Only lines holding "JSON" are wanted; copy each of them from the records below.

→ **Data for review**:
---------------

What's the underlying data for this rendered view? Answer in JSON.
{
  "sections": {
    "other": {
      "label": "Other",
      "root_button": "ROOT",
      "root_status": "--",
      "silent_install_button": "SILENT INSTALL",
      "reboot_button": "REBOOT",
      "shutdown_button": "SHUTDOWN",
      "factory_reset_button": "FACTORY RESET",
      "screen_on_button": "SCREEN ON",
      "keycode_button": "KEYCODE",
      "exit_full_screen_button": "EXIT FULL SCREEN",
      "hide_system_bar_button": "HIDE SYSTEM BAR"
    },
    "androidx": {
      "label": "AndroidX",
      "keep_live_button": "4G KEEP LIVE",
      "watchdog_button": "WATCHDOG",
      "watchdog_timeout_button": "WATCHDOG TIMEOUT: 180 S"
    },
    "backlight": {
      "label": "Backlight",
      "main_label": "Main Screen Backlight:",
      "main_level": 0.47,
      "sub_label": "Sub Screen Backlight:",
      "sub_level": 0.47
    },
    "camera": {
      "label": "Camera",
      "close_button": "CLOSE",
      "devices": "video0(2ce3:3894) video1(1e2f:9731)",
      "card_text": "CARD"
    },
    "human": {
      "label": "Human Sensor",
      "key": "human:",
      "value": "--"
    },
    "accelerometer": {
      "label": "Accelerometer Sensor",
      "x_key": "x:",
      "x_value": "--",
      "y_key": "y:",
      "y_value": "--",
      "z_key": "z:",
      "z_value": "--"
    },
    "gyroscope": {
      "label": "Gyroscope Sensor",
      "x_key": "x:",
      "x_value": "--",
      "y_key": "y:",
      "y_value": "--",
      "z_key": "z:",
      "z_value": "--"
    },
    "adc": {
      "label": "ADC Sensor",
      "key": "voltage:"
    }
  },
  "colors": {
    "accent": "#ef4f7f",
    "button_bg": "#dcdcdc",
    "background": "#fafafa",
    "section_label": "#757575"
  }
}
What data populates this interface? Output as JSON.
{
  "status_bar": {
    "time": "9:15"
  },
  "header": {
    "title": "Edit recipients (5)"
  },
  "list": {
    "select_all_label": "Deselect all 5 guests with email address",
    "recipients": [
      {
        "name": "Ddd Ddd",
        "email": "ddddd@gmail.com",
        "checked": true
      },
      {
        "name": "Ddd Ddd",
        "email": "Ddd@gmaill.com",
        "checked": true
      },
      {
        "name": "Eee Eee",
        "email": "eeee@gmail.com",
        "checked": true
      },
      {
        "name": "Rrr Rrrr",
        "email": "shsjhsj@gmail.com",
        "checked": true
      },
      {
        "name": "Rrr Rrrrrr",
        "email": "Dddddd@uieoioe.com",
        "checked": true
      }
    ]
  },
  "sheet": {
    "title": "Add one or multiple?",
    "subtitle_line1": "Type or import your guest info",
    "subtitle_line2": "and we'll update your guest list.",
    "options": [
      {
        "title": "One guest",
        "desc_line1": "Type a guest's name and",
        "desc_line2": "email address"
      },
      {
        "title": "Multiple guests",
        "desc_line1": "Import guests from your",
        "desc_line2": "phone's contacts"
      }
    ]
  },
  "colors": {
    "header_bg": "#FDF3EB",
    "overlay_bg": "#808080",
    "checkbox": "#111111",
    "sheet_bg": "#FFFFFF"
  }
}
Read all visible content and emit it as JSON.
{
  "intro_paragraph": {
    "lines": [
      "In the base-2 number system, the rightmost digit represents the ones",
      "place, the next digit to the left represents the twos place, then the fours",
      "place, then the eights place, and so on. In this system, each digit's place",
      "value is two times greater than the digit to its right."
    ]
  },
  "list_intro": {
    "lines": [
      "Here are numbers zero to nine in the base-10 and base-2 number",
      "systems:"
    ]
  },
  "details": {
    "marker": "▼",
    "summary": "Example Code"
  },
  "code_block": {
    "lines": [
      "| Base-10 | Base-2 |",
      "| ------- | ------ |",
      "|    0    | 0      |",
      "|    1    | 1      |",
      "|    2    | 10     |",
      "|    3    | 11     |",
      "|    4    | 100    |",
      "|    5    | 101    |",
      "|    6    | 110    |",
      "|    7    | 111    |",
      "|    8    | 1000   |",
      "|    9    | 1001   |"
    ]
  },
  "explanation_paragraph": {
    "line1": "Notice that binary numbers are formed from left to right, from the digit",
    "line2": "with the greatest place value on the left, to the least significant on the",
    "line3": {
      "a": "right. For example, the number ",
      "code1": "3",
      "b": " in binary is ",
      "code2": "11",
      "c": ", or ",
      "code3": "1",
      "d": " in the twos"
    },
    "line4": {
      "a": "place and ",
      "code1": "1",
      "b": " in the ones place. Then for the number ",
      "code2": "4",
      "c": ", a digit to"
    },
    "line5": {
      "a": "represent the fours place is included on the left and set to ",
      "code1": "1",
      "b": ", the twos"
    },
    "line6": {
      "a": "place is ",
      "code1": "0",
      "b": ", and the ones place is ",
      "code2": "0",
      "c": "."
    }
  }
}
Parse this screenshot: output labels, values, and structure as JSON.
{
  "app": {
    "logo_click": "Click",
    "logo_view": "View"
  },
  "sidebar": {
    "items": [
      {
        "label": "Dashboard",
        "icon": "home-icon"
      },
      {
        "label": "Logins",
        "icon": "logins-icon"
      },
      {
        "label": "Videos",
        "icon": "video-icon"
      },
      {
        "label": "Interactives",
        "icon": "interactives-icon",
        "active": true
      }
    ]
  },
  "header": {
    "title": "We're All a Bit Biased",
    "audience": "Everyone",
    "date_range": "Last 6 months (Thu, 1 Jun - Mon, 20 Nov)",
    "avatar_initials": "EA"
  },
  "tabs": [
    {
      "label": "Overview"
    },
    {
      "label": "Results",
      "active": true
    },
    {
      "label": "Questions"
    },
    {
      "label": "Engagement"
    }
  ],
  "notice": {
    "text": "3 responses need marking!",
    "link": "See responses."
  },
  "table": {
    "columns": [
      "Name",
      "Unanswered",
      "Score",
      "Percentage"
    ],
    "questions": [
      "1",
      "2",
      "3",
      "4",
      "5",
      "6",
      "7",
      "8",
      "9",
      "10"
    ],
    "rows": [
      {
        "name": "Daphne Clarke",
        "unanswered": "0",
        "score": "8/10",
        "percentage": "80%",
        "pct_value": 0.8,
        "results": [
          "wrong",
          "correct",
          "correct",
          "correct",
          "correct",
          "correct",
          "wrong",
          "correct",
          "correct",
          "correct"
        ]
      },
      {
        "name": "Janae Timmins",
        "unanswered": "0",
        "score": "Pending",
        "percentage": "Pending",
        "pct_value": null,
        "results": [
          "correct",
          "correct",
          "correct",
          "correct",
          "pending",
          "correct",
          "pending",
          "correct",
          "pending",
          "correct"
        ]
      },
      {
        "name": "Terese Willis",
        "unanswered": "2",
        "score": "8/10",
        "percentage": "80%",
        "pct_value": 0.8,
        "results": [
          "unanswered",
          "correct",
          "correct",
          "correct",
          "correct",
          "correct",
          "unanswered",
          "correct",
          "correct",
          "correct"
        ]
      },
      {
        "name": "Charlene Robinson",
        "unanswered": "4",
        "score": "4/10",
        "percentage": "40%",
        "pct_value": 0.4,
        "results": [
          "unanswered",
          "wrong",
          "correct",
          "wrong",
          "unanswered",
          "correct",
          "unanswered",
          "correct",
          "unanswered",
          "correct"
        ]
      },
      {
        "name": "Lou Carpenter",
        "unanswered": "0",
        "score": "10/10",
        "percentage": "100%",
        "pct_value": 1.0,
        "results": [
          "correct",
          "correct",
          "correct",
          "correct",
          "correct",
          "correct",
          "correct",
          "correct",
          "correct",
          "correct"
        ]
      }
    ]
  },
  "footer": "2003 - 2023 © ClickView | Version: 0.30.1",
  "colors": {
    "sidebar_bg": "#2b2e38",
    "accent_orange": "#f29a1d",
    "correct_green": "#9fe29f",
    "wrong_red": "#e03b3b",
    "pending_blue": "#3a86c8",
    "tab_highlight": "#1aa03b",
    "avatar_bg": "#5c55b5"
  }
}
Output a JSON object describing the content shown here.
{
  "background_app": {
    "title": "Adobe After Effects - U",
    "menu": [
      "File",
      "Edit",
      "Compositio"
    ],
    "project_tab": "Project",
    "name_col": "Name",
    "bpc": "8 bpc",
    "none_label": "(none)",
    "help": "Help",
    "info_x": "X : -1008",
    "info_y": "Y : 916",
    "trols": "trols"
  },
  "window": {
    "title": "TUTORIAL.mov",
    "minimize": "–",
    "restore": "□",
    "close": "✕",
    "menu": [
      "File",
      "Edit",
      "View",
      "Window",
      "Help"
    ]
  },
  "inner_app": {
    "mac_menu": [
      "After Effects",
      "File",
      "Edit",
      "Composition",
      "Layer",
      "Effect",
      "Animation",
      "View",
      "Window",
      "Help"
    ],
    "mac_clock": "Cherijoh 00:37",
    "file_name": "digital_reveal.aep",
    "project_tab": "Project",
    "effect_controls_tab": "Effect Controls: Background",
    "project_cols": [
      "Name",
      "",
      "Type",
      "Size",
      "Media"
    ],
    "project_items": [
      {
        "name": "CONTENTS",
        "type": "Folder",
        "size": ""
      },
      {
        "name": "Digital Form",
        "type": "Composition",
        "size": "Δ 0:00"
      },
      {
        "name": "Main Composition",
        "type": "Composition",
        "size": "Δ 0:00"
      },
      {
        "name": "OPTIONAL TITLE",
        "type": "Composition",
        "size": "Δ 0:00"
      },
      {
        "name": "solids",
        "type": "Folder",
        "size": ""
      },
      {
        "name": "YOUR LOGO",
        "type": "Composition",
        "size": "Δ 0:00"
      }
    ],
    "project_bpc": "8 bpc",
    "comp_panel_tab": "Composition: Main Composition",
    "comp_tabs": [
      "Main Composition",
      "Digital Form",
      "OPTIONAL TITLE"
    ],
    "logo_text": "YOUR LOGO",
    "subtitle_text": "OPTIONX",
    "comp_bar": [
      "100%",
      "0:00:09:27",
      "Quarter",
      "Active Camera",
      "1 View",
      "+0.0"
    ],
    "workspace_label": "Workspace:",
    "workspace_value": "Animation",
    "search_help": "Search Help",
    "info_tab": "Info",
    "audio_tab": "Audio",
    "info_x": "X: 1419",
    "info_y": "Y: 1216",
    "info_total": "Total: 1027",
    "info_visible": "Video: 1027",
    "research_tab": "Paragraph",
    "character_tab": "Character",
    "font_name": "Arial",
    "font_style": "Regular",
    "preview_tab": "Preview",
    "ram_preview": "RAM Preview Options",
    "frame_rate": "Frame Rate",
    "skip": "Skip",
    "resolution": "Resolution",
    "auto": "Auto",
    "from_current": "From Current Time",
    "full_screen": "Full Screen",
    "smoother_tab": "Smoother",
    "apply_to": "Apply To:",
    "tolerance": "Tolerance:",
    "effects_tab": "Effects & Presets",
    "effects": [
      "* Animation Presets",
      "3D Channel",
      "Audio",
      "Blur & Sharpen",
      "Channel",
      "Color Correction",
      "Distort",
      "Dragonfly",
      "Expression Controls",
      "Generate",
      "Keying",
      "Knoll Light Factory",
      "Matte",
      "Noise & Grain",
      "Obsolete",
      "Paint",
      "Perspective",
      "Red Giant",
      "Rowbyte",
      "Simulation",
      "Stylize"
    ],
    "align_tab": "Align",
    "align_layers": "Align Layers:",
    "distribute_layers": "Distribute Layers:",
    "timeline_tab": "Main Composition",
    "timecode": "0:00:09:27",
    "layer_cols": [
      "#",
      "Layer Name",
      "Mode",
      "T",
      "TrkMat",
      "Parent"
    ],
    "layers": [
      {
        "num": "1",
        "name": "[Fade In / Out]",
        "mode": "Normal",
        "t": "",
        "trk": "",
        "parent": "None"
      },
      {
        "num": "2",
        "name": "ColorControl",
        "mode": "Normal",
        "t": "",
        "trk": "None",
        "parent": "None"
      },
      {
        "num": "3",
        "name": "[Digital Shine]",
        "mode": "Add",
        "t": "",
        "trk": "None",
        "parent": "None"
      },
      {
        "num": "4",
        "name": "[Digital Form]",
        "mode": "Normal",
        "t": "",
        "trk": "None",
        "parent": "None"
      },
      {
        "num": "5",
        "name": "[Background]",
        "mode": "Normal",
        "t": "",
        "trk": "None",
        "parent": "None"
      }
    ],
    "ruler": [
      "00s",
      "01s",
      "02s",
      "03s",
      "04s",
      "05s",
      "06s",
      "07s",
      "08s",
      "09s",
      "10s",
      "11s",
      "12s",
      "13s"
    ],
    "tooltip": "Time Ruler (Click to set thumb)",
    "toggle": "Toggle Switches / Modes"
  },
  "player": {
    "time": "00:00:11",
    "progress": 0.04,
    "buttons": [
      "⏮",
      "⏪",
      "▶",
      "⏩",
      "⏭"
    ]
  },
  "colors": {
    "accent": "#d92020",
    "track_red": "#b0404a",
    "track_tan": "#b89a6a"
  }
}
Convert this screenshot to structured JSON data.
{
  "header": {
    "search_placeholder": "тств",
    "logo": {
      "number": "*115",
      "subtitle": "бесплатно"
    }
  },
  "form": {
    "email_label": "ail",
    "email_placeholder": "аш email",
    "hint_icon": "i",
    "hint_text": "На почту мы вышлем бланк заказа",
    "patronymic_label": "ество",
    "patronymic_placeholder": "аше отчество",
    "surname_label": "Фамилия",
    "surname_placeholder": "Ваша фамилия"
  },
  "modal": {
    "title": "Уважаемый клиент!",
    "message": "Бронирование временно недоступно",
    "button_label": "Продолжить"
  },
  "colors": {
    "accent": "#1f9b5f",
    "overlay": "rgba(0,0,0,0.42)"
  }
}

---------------

→ **The answer**:
What's the underlying data for this rendered view? Answer in JSON.
What data populates this interface? Output as JSON.
Read all visible content and emit it as JSON.
Parse this screenshot: output labels, values, and structure as JSON.
Output a JSON object describing the content shown here.
Convert this screenshot to structured JSON data.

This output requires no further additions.